J. Neilson Barry married Mildred Eldridge Pegram in New York City in 1899. They had one adopted son, Eldridge Dighton Barry. Mrs. Barry died in 1955, and after her death J. Neilson Barry moved to the Park Heathman Hotel in Portland. He died in Portland on February 26, 1961, at the age of ninety.
An article on J. Neilson Barry and three other historians of the Columbia River, entitled "Creating the Columbia: Historians and the Great River of the West, 1890-1935," was published in the Oregon Historical Quarterly, Fall 1992. His work on Champoeg was cited extensively in J.A. Hussey's Champoeg: Place of Transition (Oregon Historical Society, 1967).
Biographical sketch in The Centennial History of Oregon (Chicago: S.J. Clarke, 1912)
Obituary, Sunday Oregonian (Portland) February 26, 1961
Autobiographical notes in the collection (Box 1, Folder 1)
Letter to Eloise Ebert, 13 January 1960 (Folder 1016)
Letter to Charles Laurenson, 15 October 1933 (Folder 572)

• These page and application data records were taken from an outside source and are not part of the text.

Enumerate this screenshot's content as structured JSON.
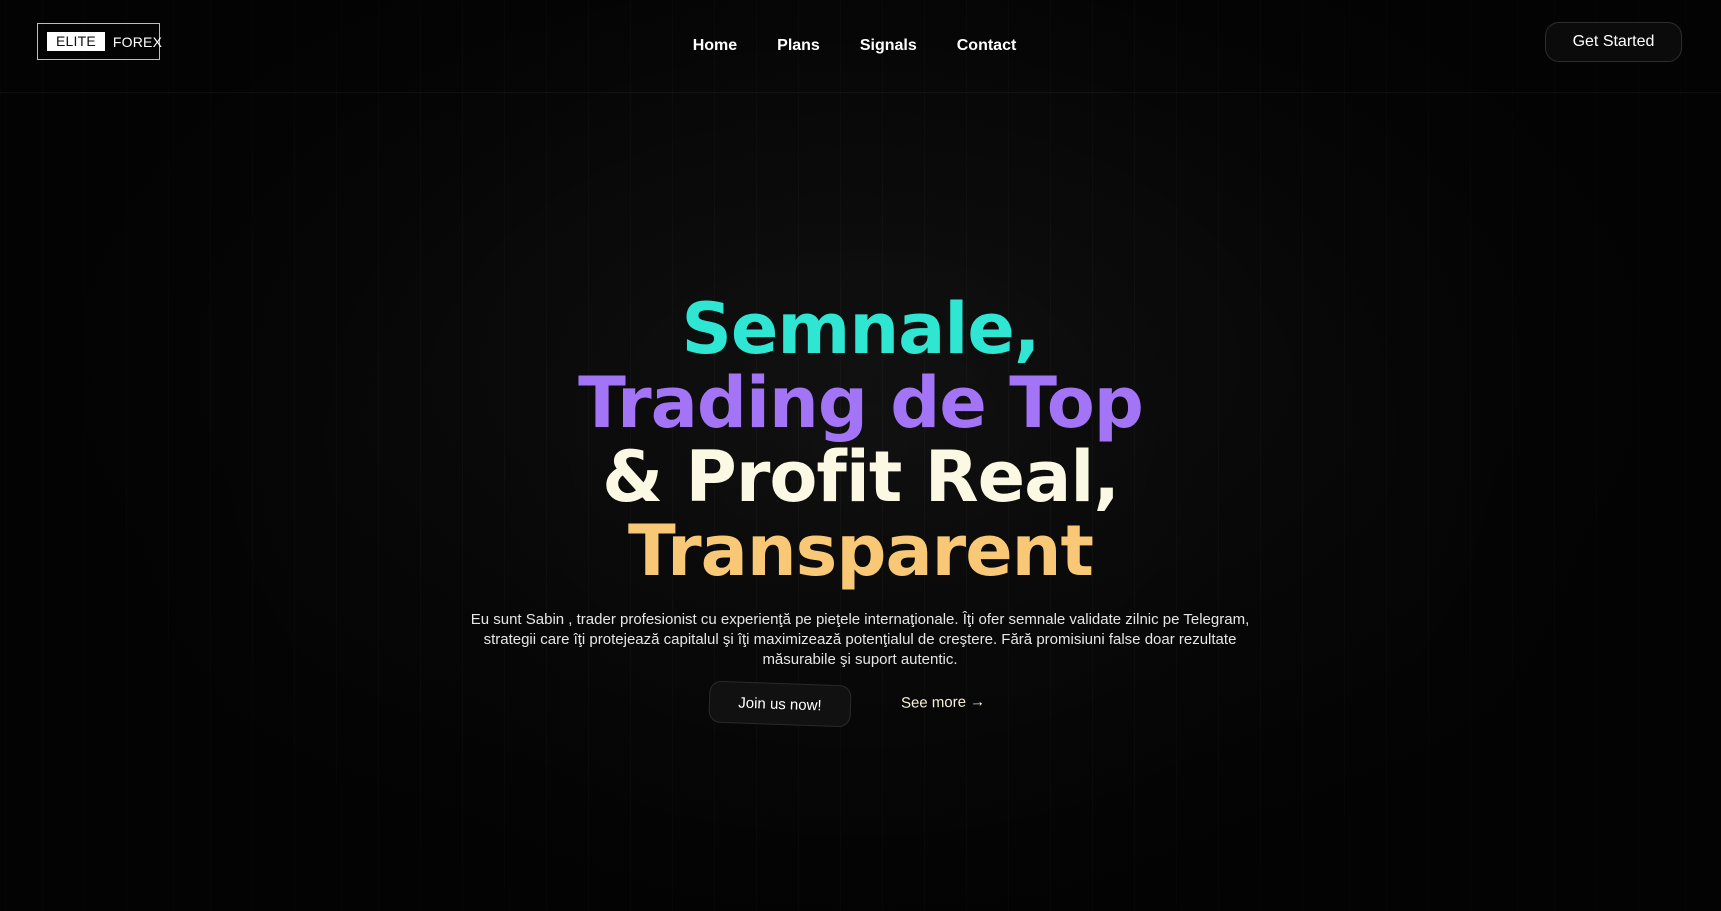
{
  "logo": {
    "part1": "ELITE",
    "part2": "FOREX"
  },
  "nav": {
    "items": [
      {
        "label": "Home"
      },
      {
        "label": "Plans"
      },
      {
        "label": "Signals"
      },
      {
        "label": "Contact"
      }
    ]
  },
  "header": {
    "cta_label": "Get Started"
  },
  "hero": {
    "title_lines": [
      {
        "text": "Semnale,",
        "color": "#2ee6d1"
      },
      {
        "text": "Trading de Top",
        "color": "#a474f6"
      },
      {
        "text": "& Profit Real,",
        "color": "#fbf9e4"
      },
      {
        "text": "Transparent",
        "color": "#f9c876"
      }
    ],
    "description": "Eu sunt Sabin , trader profesionist cu experienţă pe pieţele internaţionale. Îţi ofer semnale validate zilnic pe Telegram, strategii care îţi protejează capitalul şi îţi maximizează potenţialul de creştere. Fără promisiuni false doar rezultate măsurabile şi suport autentic.",
    "primary_button": "Join us now!",
    "secondary_link": "See more",
    "secondary_icon": "arrow-right-icon"
  },
  "colors": {
    "background": "#080808",
    "accent_teal": "#2ee6d1",
    "accent_purple": "#a474f6",
    "accent_cream": "#fbf9e4",
    "accent_gold": "#f9c876"
  }
}
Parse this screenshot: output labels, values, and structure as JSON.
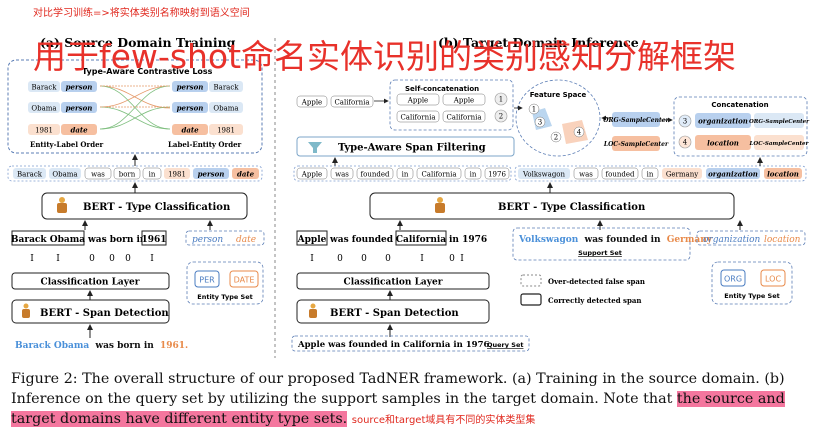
{
  "annotations": {
    "top_note": "对比学习训练=>将实体类别名称映射到语义空间",
    "overlay_title": "用于few-shot命名实体识别的类别感知分解框架",
    "inline_note": "source和target域具有不同的实体类型集"
  },
  "panel_a": {
    "title": "(a) Source Domain Training",
    "contrastive_label": "Type-Aware Contrastive Loss",
    "left_pairs": [
      [
        "Barack",
        "person"
      ],
      [
        "Obama",
        "person"
      ],
      [
        "1981",
        "date"
      ]
    ],
    "right_pairs": [
      [
        "person",
        "Barack"
      ],
      [
        "person",
        "Obama"
      ],
      [
        "date",
        "1981"
      ]
    ],
    "left_order_label": "Entity-Label Order",
    "right_order_label": "Label-Entity Order",
    "token_row": [
      "Barack",
      "Obama",
      "was",
      "born",
      "in",
      "1981",
      "person",
      "date"
    ],
    "bert_type": "BERT - Type Classification",
    "sentence": {
      "entity1": "Barack Obama",
      "mid": "was born in",
      "entity2": "1961"
    },
    "types_inline": [
      "person",
      "date"
    ],
    "binary_labels": [
      "I",
      "I",
      "0",
      "0",
      "0",
      "I"
    ],
    "classification_layer": "Classification Layer",
    "entity_type_boxes": [
      "PER",
      "DATE"
    ],
    "entity_type_set": "Entity Type Set",
    "bert_span": "BERT - Span Detection",
    "input_sentence": {
      "entity": "Barack Obama",
      "mid": "was born in",
      "date": "1961."
    }
  },
  "panel_b": {
    "title": "(b) Target Domain Inference",
    "self_concat_label": "Self-concatenation",
    "apple_row": [
      "Apple",
      "California"
    ],
    "self_concat_rows": [
      [
        "Apple",
        "Apple",
        "1"
      ],
      [
        "California",
        "California",
        "2"
      ]
    ],
    "feature_space": "Feature Space",
    "feature_numbers": [
      "1",
      "2",
      "3",
      "4"
    ],
    "concatenation_label": "Concatenation",
    "sample_centers": [
      "ORG-SampleCenter",
      "LOC-SampleCenter"
    ],
    "concat_rows": [
      [
        "3",
        "organization",
        "ORG-SampleCenter"
      ],
      [
        "4",
        "location",
        "LOC-SampleCenter"
      ]
    ],
    "span_filter": "Type-Aware Span Filtering",
    "query_tokens": [
      "Apple",
      "was",
      "founded",
      "in",
      "California",
      "in",
      "1976"
    ],
    "support_tokens": [
      "Volkswagon",
      "was",
      "founded",
      "in",
      "Germany",
      "organization",
      "location"
    ],
    "bert_type": "BERT - Type Classification",
    "query_sentence": {
      "e1": "Apple",
      "mid": "was founded in",
      "e2": "California",
      "end": "in 1976"
    },
    "support_sentence": {
      "e1": "Volkswagon",
      "mid": "was founded in",
      "e2": "Germany"
    },
    "support_set_label": "Support Set",
    "types_inline": [
      "organization",
      "location"
    ],
    "binary_labels": [
      "I",
      "0",
      "0",
      "0",
      "I",
      "0",
      "I"
    ],
    "classification_layer": "Classification Layer",
    "legend": [
      "Over-detected false span",
      "Correctly detected span"
    ],
    "entity_type_boxes": [
      "ORG",
      "LOC"
    ],
    "entity_type_set": "Entity Type Set",
    "bert_span": "BERT - Span Detection",
    "input_sentence": "Apple was founded in California in 1976",
    "query_set_label": "Query Set"
  },
  "caption": {
    "part1": "Figure 2: The overall structure of our proposed TadNER framework. (a) Training in the source domain. (b) Inference on the query set by utilizing the support samples in the target domain. Note that ",
    "highlight": "the source and target domains have different entity type sets.",
    "part2": " "
  }
}
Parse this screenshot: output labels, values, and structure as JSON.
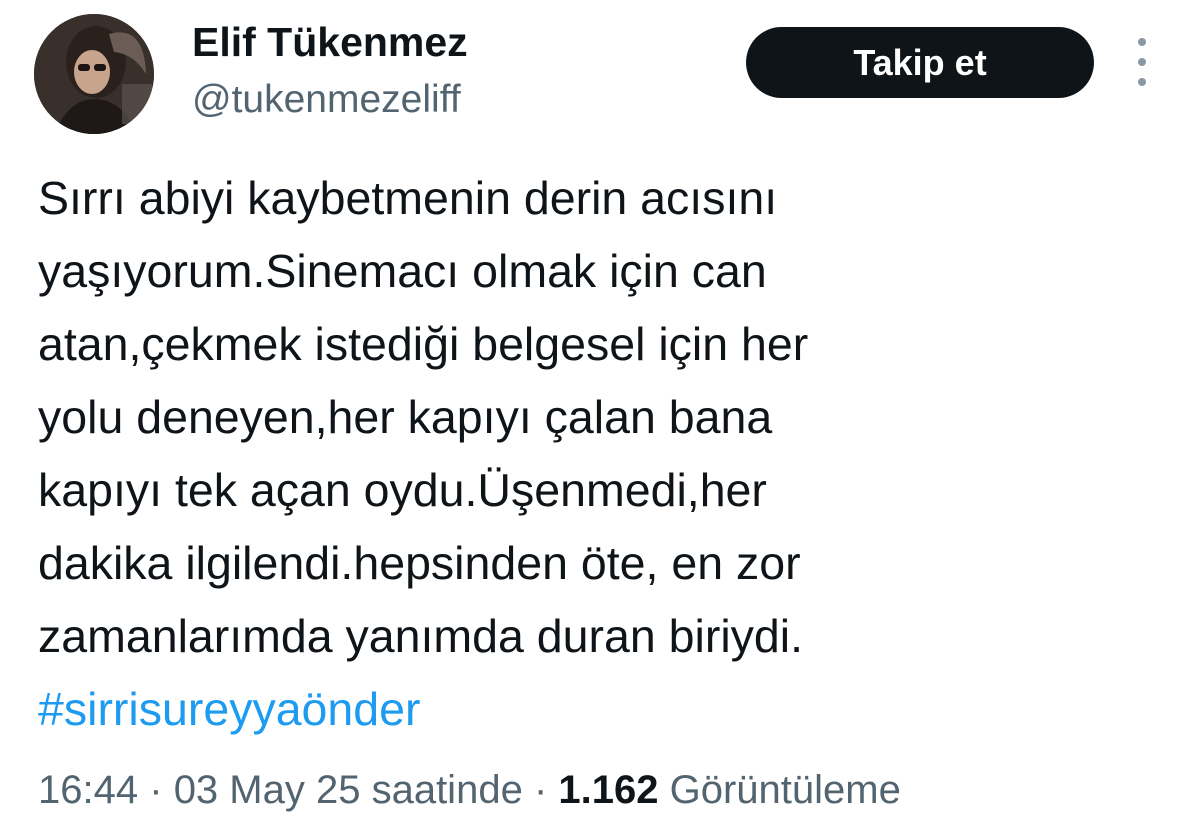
{
  "author": {
    "display_name": "Elif Tükenmez",
    "handle": "@tukenmezeliff"
  },
  "follow_button": {
    "label": "Takip et"
  },
  "tweet": {
    "lines": [
      "Sırrı abiyi  kaybetmenin derin acısını",
      "yaşıyorum.Sinemacı olmak için can",
      "atan,çekmek istediği belgesel için her",
      "yolu deneyen,her kapıyı çalan bana",
      "kapıyı tek açan oydu.Üşenmedi,her",
      "dakika ilgilendi.hepsinden öte, en zor",
      "zamanlarımda yanımda duran biriydi."
    ],
    "hashtag": "#sirrisureyyaönder"
  },
  "meta": {
    "time": "16:44",
    "separator": "·",
    "date": "03 May 25 saatinde",
    "views_count": "1.162",
    "views_label": "Görüntüleme"
  },
  "colors": {
    "primary_text": "#0f1419",
    "secondary_text": "#536471",
    "link": "#1d9bf0",
    "button_bg": "#0f1419",
    "button_text": "#ffffff"
  },
  "icons": {
    "more": "more-vertical-icon"
  }
}
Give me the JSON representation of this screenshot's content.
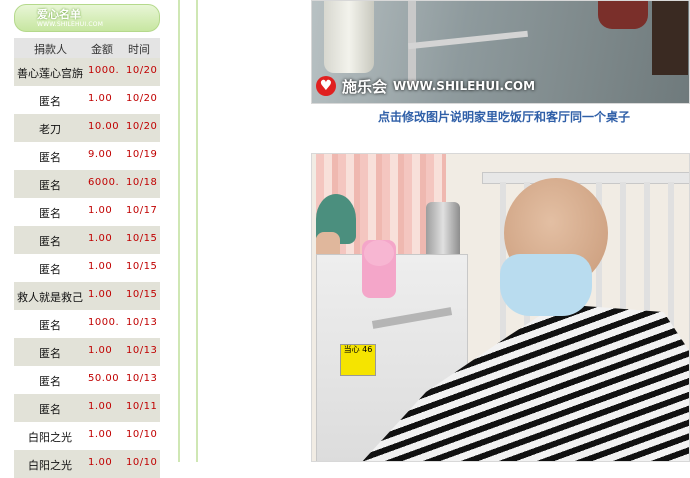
{
  "sidebar": {
    "title": "爱心名单",
    "subtitle": "WWW.SHILEHUI.COM",
    "columns": [
      "捐款人",
      "金额",
      "时间"
    ],
    "rows": [
      {
        "name": "善心莲心宫旃",
        "amount": "1000.",
        "time": "10/20"
      },
      {
        "name": "匿名",
        "amount": "1.00",
        "time": "10/20"
      },
      {
        "name": "老刀",
        "amount": "10.00",
        "time": "10/20"
      },
      {
        "name": "匿名",
        "amount": "9.00",
        "time": "10/19"
      },
      {
        "name": "匿名",
        "amount": "6000.",
        "time": "10/18"
      },
      {
        "name": "匿名",
        "amount": "1.00",
        "time": "10/17"
      },
      {
        "name": "匿名",
        "amount": "1.00",
        "time": "10/15"
      },
      {
        "name": "匿名",
        "amount": "1.00",
        "time": "10/15"
      },
      {
        "name": "救人就是救己",
        "amount": "1.00",
        "time": "10/15"
      },
      {
        "name": "匿名",
        "amount": "1000.",
        "time": "10/13"
      },
      {
        "name": "匿名",
        "amount": "1.00",
        "time": "10/13"
      },
      {
        "name": "匿名",
        "amount": "50.00",
        "time": "10/13"
      },
      {
        "name": "匿名",
        "amount": "1.00",
        "time": "10/11"
      },
      {
        "name": "白阳之光",
        "amount": "1.00",
        "time": "10/10"
      },
      {
        "name": "白阳之光",
        "amount": "1.00",
        "time": "10/10"
      }
    ]
  },
  "main": {
    "logo": {
      "brand": "施乐会",
      "url": "WWW.SHILEHUI.COM"
    },
    "caption": "点击修改图片说明家里吃饭厅和客厅同一个桌子",
    "sticker_text": "当心 46"
  },
  "colors": {
    "accent_green": "#c7e6a1",
    "amount_red": "#c00000",
    "caption_blue": "#2f5fa8",
    "row_shade": "#e2e2d8"
  }
}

Letter to Stephen B.L. Penrose, 8 November 1933 (Folder 1233)
From the guide to the J. Neilson Barry Papers, 1897-1961, (Boise State University Library)
|Place Name||Admin Code||Country|
|Yellowstone National Park|
|Willamette River (Or.)|
|Snake River (Wyo.-Wash.)|
|Fort Clatsop (Or.)|
|Hood, Mount (Or.)|
|Spokane House (Wash.)|
|Great Divide Basin (Wyo.)|
|Oregon National Historic Trail|
|Snake River (Wyo.-Wash.)|
|Yellowstone National Park-Maps-History|
|Oregon National Historic Trail|
|Oregon--Churches and religious affairs--Episcopal|
|United States--Exploring expeditions|
|Indians of North America|
|Spokane (Wash.)--Churches and religious affairs--Episcopal|
|Washington (State)--Churches and religious affairs--Episcopal|
|Overland Journeys to the Northwestern United States|
|Spokane (Wash.)--Legal affairs--Probation|
|Oregon--Business, industries, and trades--Shipping|
|Expeditions and Adventure|
|World War, 1914-1918--War work--Young Men's Christian associations|
|Oregon--Military affairs--Fortifications, military installations, etc|
|France--History--German occupation, 1914-1918|
|Indians of North America--Wars|
|Oregon--Politics and government|
|Overland journeys to the Pacific|
|Washington (State)--Legal affairs--Probation|
|Northwest, Pacific--Discovery and exploration|
|Young Men's Christian associations--France|
|New York (State)--Genealogy|
|Parks and Playgrounds|
|Fur trade--Northwest, Pacific|
|Indians of North America--Northwest, Pacific|
|Snake River (Wyo.--Wash.)|
|Pacific Northwest History|
|West (U.S.)--Geographical features--Rivers|
|Oregon National Historic Trail|
|Palouse (Wash.)--Churches and religious affairs--Episcopal|
|Maryland--Churches and religious affairs--Episcopal|
|Discoveries in geography|